Collected data entries:
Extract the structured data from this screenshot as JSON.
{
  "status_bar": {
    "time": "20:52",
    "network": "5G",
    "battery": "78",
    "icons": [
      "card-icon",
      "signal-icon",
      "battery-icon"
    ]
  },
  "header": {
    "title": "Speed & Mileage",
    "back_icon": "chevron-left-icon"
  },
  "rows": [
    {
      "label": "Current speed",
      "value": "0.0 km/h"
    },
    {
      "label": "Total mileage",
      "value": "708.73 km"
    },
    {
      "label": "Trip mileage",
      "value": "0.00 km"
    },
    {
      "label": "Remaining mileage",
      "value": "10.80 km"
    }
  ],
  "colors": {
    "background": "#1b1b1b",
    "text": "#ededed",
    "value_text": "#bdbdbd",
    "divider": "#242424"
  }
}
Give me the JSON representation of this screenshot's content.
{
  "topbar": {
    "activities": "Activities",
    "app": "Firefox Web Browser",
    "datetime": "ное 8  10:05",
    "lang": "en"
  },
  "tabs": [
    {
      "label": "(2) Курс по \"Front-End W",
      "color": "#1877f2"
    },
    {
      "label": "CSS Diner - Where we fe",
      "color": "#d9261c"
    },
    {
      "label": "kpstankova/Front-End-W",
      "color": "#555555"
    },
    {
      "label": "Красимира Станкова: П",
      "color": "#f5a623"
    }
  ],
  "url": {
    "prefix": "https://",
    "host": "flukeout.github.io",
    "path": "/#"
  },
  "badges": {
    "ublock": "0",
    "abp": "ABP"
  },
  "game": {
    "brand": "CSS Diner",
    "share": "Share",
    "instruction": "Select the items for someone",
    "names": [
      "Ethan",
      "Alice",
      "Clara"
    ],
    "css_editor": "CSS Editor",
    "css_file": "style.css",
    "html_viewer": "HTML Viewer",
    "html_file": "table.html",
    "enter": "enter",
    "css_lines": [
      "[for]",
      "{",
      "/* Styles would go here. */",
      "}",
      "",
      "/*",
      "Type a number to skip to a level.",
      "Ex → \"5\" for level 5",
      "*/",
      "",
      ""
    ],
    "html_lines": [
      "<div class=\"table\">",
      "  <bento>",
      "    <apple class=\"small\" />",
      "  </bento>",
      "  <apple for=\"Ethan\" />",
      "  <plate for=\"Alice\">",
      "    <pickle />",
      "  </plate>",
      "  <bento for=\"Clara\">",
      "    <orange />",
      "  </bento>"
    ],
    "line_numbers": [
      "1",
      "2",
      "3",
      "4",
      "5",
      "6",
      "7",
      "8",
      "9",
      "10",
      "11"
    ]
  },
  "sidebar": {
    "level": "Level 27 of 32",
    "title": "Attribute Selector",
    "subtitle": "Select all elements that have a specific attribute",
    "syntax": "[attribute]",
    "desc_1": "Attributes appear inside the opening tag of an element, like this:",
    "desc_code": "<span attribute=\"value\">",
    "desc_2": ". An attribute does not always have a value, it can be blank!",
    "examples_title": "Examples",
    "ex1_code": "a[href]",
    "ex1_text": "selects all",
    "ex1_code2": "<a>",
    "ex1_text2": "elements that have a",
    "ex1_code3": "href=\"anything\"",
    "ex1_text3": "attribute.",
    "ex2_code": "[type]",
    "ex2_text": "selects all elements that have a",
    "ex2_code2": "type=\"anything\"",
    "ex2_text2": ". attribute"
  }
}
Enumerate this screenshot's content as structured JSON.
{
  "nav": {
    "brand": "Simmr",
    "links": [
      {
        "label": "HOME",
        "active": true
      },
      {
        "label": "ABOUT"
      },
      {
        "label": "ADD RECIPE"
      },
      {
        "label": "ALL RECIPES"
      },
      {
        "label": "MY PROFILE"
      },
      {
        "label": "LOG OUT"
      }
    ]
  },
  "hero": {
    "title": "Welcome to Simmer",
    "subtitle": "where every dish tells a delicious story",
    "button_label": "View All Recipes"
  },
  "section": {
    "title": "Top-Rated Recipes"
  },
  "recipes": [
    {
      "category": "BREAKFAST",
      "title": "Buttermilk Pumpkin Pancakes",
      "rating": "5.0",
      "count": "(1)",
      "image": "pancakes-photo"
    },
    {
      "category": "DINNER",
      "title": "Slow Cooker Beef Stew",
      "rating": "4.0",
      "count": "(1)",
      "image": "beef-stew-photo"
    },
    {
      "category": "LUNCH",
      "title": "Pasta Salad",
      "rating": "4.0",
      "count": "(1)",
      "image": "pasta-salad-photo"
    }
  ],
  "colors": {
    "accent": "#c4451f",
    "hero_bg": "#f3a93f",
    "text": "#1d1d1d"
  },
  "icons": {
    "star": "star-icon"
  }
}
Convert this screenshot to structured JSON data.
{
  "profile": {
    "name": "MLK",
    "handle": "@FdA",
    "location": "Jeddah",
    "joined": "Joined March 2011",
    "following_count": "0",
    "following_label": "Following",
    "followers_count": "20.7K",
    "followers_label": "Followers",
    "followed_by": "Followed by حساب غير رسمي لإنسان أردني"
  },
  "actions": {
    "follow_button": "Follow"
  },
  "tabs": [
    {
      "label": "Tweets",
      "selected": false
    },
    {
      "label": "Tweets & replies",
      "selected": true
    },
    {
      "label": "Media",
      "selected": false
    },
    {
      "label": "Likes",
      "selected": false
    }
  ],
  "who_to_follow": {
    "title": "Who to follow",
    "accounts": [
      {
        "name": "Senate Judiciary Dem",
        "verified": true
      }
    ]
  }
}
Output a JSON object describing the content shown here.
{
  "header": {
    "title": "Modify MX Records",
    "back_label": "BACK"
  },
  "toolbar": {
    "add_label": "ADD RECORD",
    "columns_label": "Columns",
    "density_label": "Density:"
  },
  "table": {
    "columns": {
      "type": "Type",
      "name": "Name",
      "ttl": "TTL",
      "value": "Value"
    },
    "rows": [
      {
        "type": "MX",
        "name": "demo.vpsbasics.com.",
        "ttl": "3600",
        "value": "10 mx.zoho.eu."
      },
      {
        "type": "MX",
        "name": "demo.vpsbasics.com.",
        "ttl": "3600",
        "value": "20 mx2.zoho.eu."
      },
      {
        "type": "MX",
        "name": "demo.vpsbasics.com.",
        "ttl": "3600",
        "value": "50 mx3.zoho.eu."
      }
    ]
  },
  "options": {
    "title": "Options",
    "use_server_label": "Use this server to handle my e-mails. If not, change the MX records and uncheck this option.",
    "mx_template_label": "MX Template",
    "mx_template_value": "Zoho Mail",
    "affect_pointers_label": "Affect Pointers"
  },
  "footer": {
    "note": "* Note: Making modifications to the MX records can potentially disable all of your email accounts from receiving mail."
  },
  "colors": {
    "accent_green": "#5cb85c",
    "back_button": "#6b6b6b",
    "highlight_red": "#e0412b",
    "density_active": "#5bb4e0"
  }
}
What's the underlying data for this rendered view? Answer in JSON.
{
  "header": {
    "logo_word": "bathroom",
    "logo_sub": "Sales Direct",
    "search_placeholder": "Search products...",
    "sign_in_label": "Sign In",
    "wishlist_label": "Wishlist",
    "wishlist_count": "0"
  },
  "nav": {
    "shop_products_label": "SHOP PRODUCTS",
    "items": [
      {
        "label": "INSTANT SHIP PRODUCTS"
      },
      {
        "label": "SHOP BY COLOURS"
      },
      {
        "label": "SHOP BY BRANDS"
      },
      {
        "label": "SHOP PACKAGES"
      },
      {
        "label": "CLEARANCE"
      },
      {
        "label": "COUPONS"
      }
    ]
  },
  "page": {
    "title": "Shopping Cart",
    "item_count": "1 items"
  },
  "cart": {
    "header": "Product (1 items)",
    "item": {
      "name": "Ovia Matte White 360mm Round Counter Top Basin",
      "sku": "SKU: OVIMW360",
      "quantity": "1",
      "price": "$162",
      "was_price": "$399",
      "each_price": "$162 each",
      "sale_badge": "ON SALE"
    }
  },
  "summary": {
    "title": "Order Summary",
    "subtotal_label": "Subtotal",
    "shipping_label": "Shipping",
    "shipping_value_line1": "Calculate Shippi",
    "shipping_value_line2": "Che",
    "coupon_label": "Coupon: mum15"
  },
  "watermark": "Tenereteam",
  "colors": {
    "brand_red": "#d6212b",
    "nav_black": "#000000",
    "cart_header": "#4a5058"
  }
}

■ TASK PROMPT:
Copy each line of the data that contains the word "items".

■ ANSWER FOR THE TASK:
    "instruction": "Select the items for someone",
    "items": [
    "item_count": "1 items"
    "header": "Product (1 items)",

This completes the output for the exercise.